Work item → Print every line exactly as it appears in the material below.

Records for this exercise →
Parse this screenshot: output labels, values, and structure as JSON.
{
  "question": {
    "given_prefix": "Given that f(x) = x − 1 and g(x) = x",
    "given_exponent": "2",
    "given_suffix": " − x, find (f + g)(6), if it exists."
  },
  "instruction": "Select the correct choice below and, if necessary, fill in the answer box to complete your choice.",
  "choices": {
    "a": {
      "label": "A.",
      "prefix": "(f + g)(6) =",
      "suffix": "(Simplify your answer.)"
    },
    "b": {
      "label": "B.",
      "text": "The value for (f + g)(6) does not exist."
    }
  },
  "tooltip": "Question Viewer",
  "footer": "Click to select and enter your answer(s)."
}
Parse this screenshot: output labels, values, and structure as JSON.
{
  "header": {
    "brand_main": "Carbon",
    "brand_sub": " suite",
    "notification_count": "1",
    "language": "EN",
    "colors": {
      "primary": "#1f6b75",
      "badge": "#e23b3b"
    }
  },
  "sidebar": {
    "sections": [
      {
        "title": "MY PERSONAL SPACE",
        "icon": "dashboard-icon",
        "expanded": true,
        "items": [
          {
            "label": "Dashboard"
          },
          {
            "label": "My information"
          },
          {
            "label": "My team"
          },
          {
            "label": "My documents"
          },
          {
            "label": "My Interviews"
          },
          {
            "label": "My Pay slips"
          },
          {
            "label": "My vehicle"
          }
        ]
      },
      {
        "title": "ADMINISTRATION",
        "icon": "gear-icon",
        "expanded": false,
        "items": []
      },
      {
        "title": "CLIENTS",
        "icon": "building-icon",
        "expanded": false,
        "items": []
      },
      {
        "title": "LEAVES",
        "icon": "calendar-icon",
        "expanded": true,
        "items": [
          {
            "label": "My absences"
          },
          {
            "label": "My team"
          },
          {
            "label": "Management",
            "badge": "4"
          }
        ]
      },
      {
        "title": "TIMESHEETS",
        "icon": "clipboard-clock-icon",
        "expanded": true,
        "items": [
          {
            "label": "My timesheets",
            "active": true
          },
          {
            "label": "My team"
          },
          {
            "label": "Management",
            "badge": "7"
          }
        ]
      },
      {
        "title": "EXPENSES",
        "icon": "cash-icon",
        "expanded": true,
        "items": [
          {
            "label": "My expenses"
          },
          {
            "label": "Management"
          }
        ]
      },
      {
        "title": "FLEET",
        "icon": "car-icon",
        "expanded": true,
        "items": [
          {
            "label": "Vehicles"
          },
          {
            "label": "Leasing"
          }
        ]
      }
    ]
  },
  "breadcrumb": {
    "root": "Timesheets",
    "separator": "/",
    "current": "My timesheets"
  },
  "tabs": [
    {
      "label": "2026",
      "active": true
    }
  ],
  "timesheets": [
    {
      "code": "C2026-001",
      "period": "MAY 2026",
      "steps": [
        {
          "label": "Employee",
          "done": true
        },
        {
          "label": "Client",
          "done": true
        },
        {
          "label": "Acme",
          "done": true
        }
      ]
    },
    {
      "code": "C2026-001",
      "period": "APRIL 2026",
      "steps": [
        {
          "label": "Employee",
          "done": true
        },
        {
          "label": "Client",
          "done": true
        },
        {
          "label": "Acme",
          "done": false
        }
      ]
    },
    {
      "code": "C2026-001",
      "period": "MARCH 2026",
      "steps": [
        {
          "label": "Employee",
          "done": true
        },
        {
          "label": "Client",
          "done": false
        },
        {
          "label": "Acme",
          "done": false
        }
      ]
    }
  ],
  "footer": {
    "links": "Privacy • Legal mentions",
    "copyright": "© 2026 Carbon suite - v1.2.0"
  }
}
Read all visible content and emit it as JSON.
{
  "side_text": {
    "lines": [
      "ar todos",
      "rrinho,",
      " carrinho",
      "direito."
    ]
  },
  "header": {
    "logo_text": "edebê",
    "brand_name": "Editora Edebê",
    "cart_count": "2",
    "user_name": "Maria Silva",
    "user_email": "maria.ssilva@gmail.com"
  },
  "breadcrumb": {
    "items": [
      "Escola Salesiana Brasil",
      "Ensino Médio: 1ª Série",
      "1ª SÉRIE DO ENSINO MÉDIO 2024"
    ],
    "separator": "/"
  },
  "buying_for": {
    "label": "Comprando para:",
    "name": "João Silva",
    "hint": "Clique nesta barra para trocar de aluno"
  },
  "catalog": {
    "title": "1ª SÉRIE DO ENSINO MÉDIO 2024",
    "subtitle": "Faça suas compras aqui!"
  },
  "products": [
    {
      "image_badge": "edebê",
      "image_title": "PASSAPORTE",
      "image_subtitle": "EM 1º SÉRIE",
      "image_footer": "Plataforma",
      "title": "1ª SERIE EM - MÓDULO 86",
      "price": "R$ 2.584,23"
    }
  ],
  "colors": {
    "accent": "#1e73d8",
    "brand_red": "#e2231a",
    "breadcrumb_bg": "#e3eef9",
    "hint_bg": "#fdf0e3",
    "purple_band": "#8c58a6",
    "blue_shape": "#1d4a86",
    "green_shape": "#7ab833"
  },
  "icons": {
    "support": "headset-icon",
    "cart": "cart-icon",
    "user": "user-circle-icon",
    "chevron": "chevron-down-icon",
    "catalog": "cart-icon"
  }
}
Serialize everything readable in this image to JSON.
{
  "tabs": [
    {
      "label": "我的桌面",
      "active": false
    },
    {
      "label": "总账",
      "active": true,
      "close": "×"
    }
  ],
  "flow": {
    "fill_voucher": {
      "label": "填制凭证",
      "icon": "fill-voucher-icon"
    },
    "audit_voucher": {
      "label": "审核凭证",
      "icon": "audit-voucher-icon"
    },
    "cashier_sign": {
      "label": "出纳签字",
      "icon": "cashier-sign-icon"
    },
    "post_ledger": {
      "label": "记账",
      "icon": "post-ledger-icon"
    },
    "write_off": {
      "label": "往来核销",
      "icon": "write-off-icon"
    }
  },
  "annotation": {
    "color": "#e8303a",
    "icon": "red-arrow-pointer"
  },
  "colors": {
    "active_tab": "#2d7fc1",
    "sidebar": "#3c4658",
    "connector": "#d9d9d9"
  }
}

Task response →
Parse this screenshot: output labels, values, and structure as JSON.
{
  "question": {
    "given_prefix": "Given that f(x) = x − 1 and g(x) = x",
    "given_exponent": "2",
    "given_suffix": " − x, find (f + g)(6), if it exists."
  },
  "instruction": "Select the correct choice below and, if necessary, fill in the answer box to complete your choice.",
  "choices": {
    "a": {
      "label": "A.",
      "prefix": "(f + g)(6) =",
      "suffix": "(Simplify your answer.)"
    },
    "b": {
      "label": "B.",
      "text": "The value for (f + g)(6) does not exist."
    }
  },
  "tooltip": "Question Viewer",
  "footer": "Click to select and enter your answer(s)."
}
Parse this screenshot: output labels, values, and structure as JSON.
{
  "header": {
    "brand_main": "Carbon",
    "brand_sub": " suite",
    "notification_count": "1",
    "language": "EN",
    "colors": {
      "primary": "#1f6b75",
      "badge": "#e23b3b"
    }
  },
  "sidebar": {
    "sections": [
      {
        "title": "MY PERSONAL SPACE",
        "icon": "dashboard-icon",
        "expanded": true,
        "items": [
          {
            "label": "Dashboard"
          },
          {
            "label": "My information"
          },
          {
            "label": "My team"
          },
          {
            "label": "My documents"
          },
          {
            "label": "My Interviews"
          },
          {
            "label": "My Pay slips"
          },
          {
            "label": "My vehicle"
          }
        ]
      },
      {
        "title": "ADMINISTRATION",
        "icon": "gear-icon",
        "expanded": false,
        "items": []
      },
      {
        "title": "CLIENTS",
        "icon": "building-icon",
        "expanded": false,
        "items": []
      },
      {
        "title": "LEAVES",
        "icon": "calendar-icon",
        "expanded": true,
        "items": [
          {
            "label": "My absences"
          },
          {
            "label": "My team"
          },
          {
            "label": "Management",
            "badge": "4"
          }
        ]
      },
      {
        "title": "TIMESHEETS",
        "icon": "clipboard-clock-icon",
        "expanded": true,
        "items": [
          {
            "label": "My timesheets",
            "active": true
          },
          {
            "label": "My team"
          },
          {
            "label": "Management",
            "badge": "7"
          }
        ]
      },
      {
        "title": "EXPENSES",
        "icon": "cash-icon",
        "expanded": true,
        "items": [
          {
            "label": "My expenses"
          },
          {
            "label": "Management"
          }
        ]
      },
      {
        "title": "FLEET",
        "icon": "car-icon",
        "expanded": true,
        "items": [
          {
            "label": "Vehicles"
          },
          {
            "label": "Leasing"
          }
        ]
      }
    ]
  },
  "breadcrumb": {
    "root": "Timesheets",
    "separator": "/",
    "current": "My timesheets"
  },
  "tabs": [
    {
      "label": "2026",
      "active": true
    }
  ],
  "timesheets": [
    {
      "code": "C2026-001",
      "period": "MAY 2026",
      "steps": [
        {
          "label": "Employee",
          "done": true
        },
        {
          "label": "Client",
          "done": true
        },
        {
          "label": "Acme",
          "done": true
        }
      ]
    },
    {
      "code": "C2026-001",
      "period": "APRIL 2026",
      "steps": [
        {
          "label": "Employee",
          "done": true
        },
        {
          "label": "Client",
          "done": true
        },
        {
          "label": "Acme",
          "done": false
        }
      ]
    },
    {
      "code": "C2026-001",
      "period": "MARCH 2026",
      "steps": [
        {
          "label": "Employee",
          "done": true
        },
        {
          "label": "Client",
          "done": false
        },
        {
          "label": "Acme",
          "done": false
        }
      ]
    }
  ],
  "footer": {
    "links": "Privacy • Legal mentions",
    "copyright": "© 2026 Carbon suite - v1.2.0"
  }
}
Read all visible content and emit it as JSON.
{
  "side_text": {
    "lines": [
      "ar todos",
      "rrinho,",
      " carrinho",
      "direito."
    ]
  },
  "header": {
    "logo_text": "edebê",
    "brand_name": "Editora Edebê",
    "cart_count": "2",
    "user_name": "Maria Silva",
    "user_email": "maria.ssilva@gmail.com"
  },
  "breadcrumb": {
    "items": [
      "Escola Salesiana Brasil",
      "Ensino Médio: 1ª Série",
      "1ª SÉRIE DO ENSINO MÉDIO 2024"
    ],
    "separator": "/"
  },
  "buying_for": {
    "label": "Comprando para:",
    "name": "João Silva",
    "hint": "Clique nesta barra para trocar de aluno"
  },
  "catalog": {
    "title": "1ª SÉRIE DO ENSINO MÉDIO 2024",
    "subtitle": "Faça suas compras aqui!"
  },
  "products": [
    {
      "image_badge": "edebê",
      "image_title": "PASSAPORTE",
      "image_subtitle": "EM 1º SÉRIE",
      "image_footer": "Plataforma",
      "title": "1ª SERIE EM - MÓDULO 86",
      "price": "R$ 2.584,23"
    }
  ],
  "colors": {
    "accent": "#1e73d8",
    "brand_red": "#e2231a",
    "breadcrumb_bg": "#e3eef9",
    "hint_bg": "#fdf0e3",
    "purple_band": "#8c58a6",
    "blue_shape": "#1d4a86",
    "green_shape": "#7ab833"
  },
  "icons": {
    "support": "headset-icon",
    "cart": "cart-icon",
    "user": "user-circle-icon",
    "chevron": "chevron-down-icon",
    "catalog": "cart-icon"
  }
}
Serialize everything readable in this image to JSON.
{
  "tabs": [
    {
      "label": "我的桌面",
      "active": false
    },
    {
      "label": "总账",
      "active": true,
      "close": "×"
    }
  ],
  "flow": {
    "fill_voucher": {
      "label": "填制凭证",
      "icon": "fill-voucher-icon"
    },
    "audit_voucher": {
      "label": "审核凭证",
      "icon": "audit-voucher-icon"
    },
    "cashier_sign": {
      "label": "出纳签字",
      "icon": "cashier-sign-icon"
    },
    "post_ledger": {
      "label": "记账",
      "icon": "post-ledger-icon"
    },
    "write_off": {
      "label": "往来核销",
      "icon": "write-off-icon"
    }
  },
  "annotation": {
    "color": "#e8303a",
    "icon": "red-arrow-pointer"
  },
  "colors": {
    "active_tab": "#2d7fc1",
    "sidebar": "#3c4658",
    "connector": "#d9d9d9"
  }
}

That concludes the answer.